In the Duncan Room, Audio Reference’s Martin Brewster demonstrated a superb Gamut system, including the M250i mono power amplifiers (£14,500 pair) and RS3 stand mount loudspeakers (from £10,300). Another turntable was in use here (on yet another Tabula Rasa stand): Amazon Audio’s Amazon 1 (£4,760), fitted with a Mørch DP-8 tonearm (£3,600) and Transfiguration Proteus cartridge (£3,750). The phono stage was Amazon Audio’s B-Lab (£4,975).
Eclipse, CAD & Chord Co
Two further rooms, the Murch and Lonsdale rooms both used the unusual Eclipse TD712z mk2 loudspeakers (£6,495). These Japanese single drive unit stand mount speakers look highly futuristic and sound like nothing else. With impressive bass output from a small drive unit, the single drive unit Eclipse TDs excel at coherence and utter believability of sound. It’s almost impossible not to get entirely drawn into the music emanating from these speakers.

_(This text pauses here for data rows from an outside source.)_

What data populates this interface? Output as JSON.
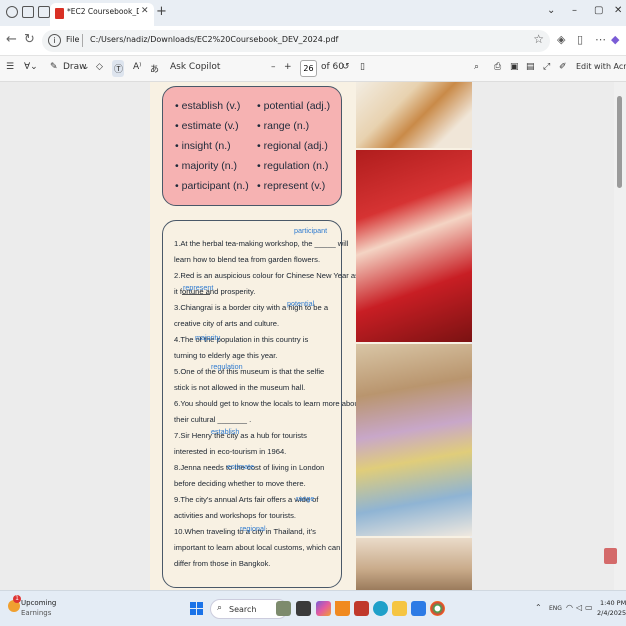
{
  "browser": {
    "tab_title": "*EC2 Coursebook_DEV_2024.pdf",
    "tab_close": "✕",
    "new_tab": "+",
    "address_label": "File",
    "address_path": "C:/Users/nadiz/Downloads/EC2%20Coursebook_DEV_2024.pdf",
    "window_controls": [
      "⌄",
      "–",
      "▢",
      "✕"
    ]
  },
  "pdf_toolbar": {
    "draw_label": "Draw",
    "ask_copilot": "Ask Copilot",
    "zoom_out": "–",
    "zoom_in": "+",
    "page_current": "26",
    "page_total": "of 60",
    "edit_with_acrobat": "Edit with Acrobat"
  },
  "vocab": {
    "left": [
      "establish (v.)",
      "estimate (v.)",
      "insight (n.)",
      "majority (n.)",
      "participant (n.)"
    ],
    "right": [
      "potential (adj.)",
      "range (n.)",
      "regional (adj.)",
      "regulation (n.)",
      "represent (v.)"
    ],
    "bullet": "•"
  },
  "exercise": {
    "lines": [
      "1.At the herbal tea-making workshop, the _____ will",
      "learn how to blend tea from garden flowers.",
      "2.Red is an auspicious colour for Chinese New Year as",
      "it              fortune and prosperity.",
      "3.Chiangrai is a border city with a high            to be a",
      "creative city of arts and culture.",
      "4.The              of the population in this country is",
      "turning to elderly age this year.",
      "5.One of the                of this museum is that the selfie",
      "stick is not allowed in the museum hall.",
      "6.You should get to know the locals to learn more about",
      "their cultural _______ .",
      "7.Sir Henry              the city as a hub for tourists",
      "interested in eco-tourism in 1964.",
      "8.Jenna needs to             the cost of living in London",
      "before deciding whether to move there.",
      "9.The city's annual Arts fair offers a wide              of",
      "activities and workshops for tourists.",
      "10.When traveling to a                 city in Thailand, it's",
      "important to learn about local customs, which can",
      "differ from those in Bangkok."
    ],
    "answers": [
      "participant",
      "represent",
      "potential",
      "majority",
      "regulation",
      "establish",
      "estimate",
      "range",
      "regional"
    ]
  },
  "taskbar": {
    "weather_badge": "1",
    "weather_title": "Upcoming",
    "weather_sub": "Earnings",
    "search_placeholder": "Search",
    "language": "ENG",
    "time": "1:40 PM",
    "date": "2/4/2025"
  }
}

In one room, Eclipse’s Hideto Watanabe and Paul Burnip were enthralling the audience using an Esoteric all-in-one system to show just how good an easy-to-accommodate system could sound. The second Eclipse-based room featured Computer Audio Design’s (CAD) 1543 digital-to-analogue convertor (£6,900), Gamut amplification and The Chord Company’s top-of-the-range Sarum Tuned Array cables. The charming Scott Berry and Isabel Whitley of CAD and Nigel Finn of The Chord Company were pleased to answer questions and demonstrate just how good digital audio can sound.
The first thing that struck me about the Audiofest was what an analogue-friendly operation the show’s organizer, Cool Gales, is. More than half of the systems featured used vinyl sources. Add to that a vinyl LP store and a record cleaning service, and this really was analogue heaven! This was an entirely charming and enjoyable event. It was very friendly and welcoming and there was no feeling of being sold to. It was also excellent value: entry was just £3, including free refreshments, and all proceeds were in aid of The Musicians' Benevolent Fund charity. A welcome contrast to high-pressure sales-driven events. I’m very much looking forward to next year’s show.
By David Denyer
David provides public relations services for Audio Reference, Aesthetix, Furutech, Clearaudio and Gamut among others.